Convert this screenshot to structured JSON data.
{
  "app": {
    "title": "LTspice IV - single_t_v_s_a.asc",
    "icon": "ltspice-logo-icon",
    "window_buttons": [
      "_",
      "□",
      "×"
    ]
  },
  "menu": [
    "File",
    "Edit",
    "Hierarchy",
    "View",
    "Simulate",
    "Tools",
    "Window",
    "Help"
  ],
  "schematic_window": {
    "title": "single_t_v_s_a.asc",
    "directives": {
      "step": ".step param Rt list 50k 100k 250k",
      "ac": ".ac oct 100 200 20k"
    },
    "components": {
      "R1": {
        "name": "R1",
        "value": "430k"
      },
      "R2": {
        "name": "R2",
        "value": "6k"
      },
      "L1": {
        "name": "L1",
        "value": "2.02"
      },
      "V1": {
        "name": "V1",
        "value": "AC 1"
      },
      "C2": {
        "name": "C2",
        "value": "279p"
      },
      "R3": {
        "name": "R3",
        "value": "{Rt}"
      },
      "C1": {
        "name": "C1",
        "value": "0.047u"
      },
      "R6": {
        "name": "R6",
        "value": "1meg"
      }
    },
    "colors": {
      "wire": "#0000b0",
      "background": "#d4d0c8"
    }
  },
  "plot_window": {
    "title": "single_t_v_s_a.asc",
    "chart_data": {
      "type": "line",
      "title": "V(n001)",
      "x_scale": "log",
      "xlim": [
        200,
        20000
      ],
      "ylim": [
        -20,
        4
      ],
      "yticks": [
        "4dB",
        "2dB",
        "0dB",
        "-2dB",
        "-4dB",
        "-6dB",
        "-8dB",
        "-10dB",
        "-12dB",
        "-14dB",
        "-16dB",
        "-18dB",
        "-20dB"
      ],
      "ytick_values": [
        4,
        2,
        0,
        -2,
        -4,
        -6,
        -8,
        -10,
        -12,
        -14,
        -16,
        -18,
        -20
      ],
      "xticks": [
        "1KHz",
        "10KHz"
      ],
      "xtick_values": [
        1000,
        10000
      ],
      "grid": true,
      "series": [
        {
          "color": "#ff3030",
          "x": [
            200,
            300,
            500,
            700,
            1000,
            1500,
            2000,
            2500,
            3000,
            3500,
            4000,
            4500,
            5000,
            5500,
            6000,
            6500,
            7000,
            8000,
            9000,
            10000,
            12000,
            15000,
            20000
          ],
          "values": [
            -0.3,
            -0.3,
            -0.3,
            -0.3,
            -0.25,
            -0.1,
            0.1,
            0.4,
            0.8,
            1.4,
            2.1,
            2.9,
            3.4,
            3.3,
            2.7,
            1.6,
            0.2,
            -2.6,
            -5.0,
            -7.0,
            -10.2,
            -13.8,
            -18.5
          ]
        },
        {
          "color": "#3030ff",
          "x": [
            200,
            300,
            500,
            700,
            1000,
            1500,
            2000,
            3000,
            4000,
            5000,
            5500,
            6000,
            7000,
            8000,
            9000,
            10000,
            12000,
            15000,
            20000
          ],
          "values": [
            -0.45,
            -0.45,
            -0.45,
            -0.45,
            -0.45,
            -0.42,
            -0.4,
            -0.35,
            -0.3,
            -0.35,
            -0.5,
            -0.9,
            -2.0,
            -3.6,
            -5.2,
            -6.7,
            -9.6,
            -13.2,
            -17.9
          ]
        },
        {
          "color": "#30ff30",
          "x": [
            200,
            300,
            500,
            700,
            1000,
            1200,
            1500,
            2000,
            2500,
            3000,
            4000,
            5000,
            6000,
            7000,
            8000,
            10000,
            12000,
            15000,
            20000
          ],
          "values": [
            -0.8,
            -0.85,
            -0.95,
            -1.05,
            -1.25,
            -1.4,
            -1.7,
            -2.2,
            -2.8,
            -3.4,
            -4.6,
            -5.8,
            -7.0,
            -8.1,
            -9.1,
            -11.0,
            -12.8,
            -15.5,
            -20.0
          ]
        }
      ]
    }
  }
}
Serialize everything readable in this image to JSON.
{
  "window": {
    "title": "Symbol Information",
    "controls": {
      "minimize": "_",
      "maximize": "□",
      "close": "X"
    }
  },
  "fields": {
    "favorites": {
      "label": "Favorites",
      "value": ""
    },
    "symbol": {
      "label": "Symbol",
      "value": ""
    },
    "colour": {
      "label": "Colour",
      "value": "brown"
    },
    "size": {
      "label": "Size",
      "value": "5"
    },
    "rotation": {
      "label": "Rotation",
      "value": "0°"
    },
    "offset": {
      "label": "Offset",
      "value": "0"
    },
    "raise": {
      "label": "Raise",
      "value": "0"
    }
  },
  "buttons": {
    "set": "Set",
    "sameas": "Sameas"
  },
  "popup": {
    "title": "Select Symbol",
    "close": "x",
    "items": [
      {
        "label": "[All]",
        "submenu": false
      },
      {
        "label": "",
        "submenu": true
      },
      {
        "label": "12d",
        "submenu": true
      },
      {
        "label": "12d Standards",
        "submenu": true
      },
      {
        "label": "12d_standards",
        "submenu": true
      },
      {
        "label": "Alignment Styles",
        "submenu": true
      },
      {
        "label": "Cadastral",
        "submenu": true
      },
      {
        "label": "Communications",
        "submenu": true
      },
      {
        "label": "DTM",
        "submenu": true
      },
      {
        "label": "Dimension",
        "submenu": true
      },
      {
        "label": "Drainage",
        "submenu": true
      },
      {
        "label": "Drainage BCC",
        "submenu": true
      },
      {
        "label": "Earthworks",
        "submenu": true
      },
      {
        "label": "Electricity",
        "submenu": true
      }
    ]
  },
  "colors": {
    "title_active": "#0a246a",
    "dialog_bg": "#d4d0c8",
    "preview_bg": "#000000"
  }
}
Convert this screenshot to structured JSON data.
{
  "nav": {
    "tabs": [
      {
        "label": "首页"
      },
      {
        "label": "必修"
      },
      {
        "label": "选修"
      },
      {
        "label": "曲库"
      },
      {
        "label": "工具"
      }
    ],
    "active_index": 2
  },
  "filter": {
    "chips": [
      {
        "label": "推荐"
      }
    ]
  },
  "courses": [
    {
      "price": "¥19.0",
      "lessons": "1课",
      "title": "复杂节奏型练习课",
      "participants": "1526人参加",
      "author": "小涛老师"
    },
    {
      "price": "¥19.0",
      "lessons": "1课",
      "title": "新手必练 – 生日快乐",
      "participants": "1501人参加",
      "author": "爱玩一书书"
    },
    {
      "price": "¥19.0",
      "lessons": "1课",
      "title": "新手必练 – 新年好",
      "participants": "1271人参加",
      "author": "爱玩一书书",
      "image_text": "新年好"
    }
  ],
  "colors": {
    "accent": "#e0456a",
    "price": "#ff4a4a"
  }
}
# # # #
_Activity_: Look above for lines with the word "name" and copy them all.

_Response box_:
        "name": "R1",
        "name": "R2",
        "name": "L1",
        "name": "V1",
        "name": "C2",
        "name": "R3",
        "name": "C1",
        "name": "R6",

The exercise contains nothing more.